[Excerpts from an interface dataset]
# # # #

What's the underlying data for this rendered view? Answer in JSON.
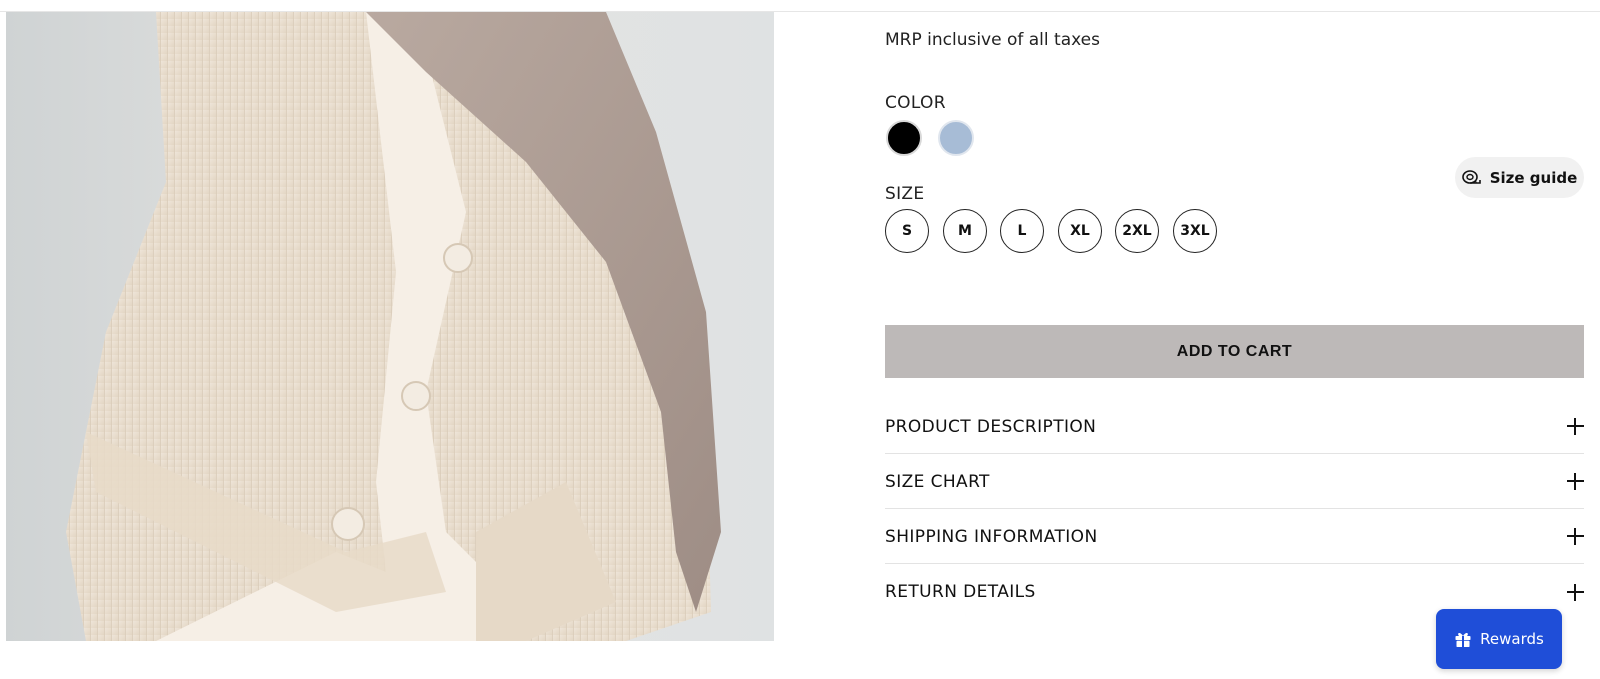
{
  "product": {
    "image_alt": "Cream ribbed knit cardigan with taupe scarf",
    "tax_note": "MRP inclusive of all taxes"
  },
  "color": {
    "label": "COLOR",
    "options": [
      {
        "name": "black",
        "hex": "#000000"
      },
      {
        "name": "light blue",
        "hex": "#a7bcd6"
      }
    ]
  },
  "size": {
    "label": "SIZE",
    "options": [
      "S",
      "M",
      "L",
      "XL",
      "2XL",
      "3XL"
    ]
  },
  "size_guide": {
    "label": "Size guide",
    "icon": "measuring-tape-icon"
  },
  "cart": {
    "label": "ADD TO CART",
    "bg": "#bdb9b8"
  },
  "accordion": [
    {
      "title": "PRODUCT DESCRIPTION"
    },
    {
      "title": "SIZE CHART"
    },
    {
      "title": "SHIPPING INFORMATION"
    },
    {
      "title": "RETURN DETAILS"
    }
  ],
  "rewards": {
    "label": "Rewards",
    "icon": "gift-icon",
    "bg": "#1f4ed8"
  }
}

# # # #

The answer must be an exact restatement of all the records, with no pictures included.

What's the underlying data for this rendered view? Answer in JSON.
{
  "product": {
    "image_alt": "Cream ribbed knit cardigan with taupe scarf",
    "tax_note": "MRP inclusive of all taxes"
  },
  "color": {
    "label": "COLOR",
    "options": [
      {
        "name": "black",
        "hex": "#000000"
      },
      {
        "name": "light blue",
        "hex": "#a7bcd6"
      }
    ]
  },
  "size": {
    "label": "SIZE",
    "options": [
      "S",
      "M",
      "L",
      "XL",
      "2XL",
      "3XL"
    ]
  },
  "size_guide": {
    "label": "Size guide",
    "icon": "measuring-tape-icon"
  },
  "cart": {
    "label": "ADD TO CART",
    "bg": "#bdb9b8"
  },
  "accordion": [
    {
      "title": "PRODUCT DESCRIPTION"
    },
    {
      "title": "SIZE CHART"
    },
    {
      "title": "SHIPPING INFORMATION"
    },
    {
      "title": "RETURN DETAILS"
    }
  ],
  "rewards": {
    "label": "Rewards",
    "icon": "gift-icon",
    "bg": "#1f4ed8"
  }
}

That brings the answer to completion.